The Carsons recently decided to trade their anhydrous "insurance" for another form of insurance, and they bought a Hagie STS 12 equipped with a 60-foot boom with Y-Drop. That combination allows them to wait out wet spring weather to apply in-season nitrogen. (To help offset some of the cost of the sprayer, Greg makes it do triple duty as a herbicide and fungicide applicator using a 120-foot boom. The custom work he does with the sprayer also helps justify the expense.)

In a typical year, the Carsons' corn-on-corn gets three nitrogen applications beginning with 70 units in a preplant herbicide program shortly before planting. They follow with 50 units via Y-Drop at the V8 to V10 stages and finish with 50 to 60 more units via Y-Drop at V14 to pretasseling. For corn following soybeans, they skip the middle application, relying on a nitrogen credit from the previous crop. The Carsons' in-season prescriptions are based on recommendations from Encirca. (Editor's note: DTN provides weather data to DuPont Pioneer for use in its product.)

The Carsons' annual yield goal is 230 bushels per acre, which they achieve with about three-quarter-unit of nitrogen per bushel of corn, not the 1-to-1 ratio that used to be common practice when they relied on anhydrous.

"It's working very well for us," Greg said.

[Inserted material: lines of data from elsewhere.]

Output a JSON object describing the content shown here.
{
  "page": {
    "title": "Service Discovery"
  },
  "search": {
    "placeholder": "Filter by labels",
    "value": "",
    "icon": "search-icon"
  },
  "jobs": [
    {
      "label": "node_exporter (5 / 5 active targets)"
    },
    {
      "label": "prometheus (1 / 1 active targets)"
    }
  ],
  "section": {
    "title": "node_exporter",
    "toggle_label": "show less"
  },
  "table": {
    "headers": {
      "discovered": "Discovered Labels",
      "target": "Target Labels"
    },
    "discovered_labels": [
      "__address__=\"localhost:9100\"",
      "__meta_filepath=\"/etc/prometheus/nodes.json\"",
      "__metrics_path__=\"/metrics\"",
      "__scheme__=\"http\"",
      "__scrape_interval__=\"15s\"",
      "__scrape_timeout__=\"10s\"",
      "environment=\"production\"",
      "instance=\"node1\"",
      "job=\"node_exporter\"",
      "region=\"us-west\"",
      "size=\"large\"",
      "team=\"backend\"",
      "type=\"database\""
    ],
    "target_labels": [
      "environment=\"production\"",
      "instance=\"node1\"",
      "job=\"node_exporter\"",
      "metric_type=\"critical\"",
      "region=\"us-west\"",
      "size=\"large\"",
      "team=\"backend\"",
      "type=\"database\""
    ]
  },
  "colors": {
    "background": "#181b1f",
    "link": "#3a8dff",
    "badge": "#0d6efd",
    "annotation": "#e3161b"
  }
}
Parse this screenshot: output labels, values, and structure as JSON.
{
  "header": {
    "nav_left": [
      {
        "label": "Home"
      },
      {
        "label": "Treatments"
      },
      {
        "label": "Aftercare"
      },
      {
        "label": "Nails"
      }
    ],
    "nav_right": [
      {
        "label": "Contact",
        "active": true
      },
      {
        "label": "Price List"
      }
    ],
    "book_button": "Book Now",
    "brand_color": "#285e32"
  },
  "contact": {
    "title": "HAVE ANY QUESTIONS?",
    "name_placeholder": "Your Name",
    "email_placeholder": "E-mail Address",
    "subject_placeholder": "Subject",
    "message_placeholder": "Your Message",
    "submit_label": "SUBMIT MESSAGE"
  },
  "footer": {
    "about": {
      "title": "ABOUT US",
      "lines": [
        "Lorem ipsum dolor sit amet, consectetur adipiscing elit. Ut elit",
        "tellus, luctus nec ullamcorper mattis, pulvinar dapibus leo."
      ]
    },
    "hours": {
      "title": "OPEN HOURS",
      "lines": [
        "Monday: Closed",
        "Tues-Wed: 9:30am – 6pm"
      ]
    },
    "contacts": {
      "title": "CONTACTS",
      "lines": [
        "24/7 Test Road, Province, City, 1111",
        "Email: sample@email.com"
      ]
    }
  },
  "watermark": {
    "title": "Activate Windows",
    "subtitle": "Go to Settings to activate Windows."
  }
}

What if the spring is exceptionally wet? If there was so much rain in the spring that the Carsons can't get their preplant down, "At that point," Greg said with a laugh, "nitrogen is going to be the least of our worries, because there isn't going to be any seed corn in the ground."

Of course, a year like that might come.

But the Carsons seem convinced their nitrogen program without anhydrous is on a firm economical, agronomic and environmental footing. "The way we do this saves money and makes more efficient use of N," Greg said. "Either we are going to do this [efficient nitrogen application] on our own, or the government is going to step in and tell us what to do. Besides, it's the right thing to do [for the environment]."

Jim Patrico can be reached at


Jim Patrico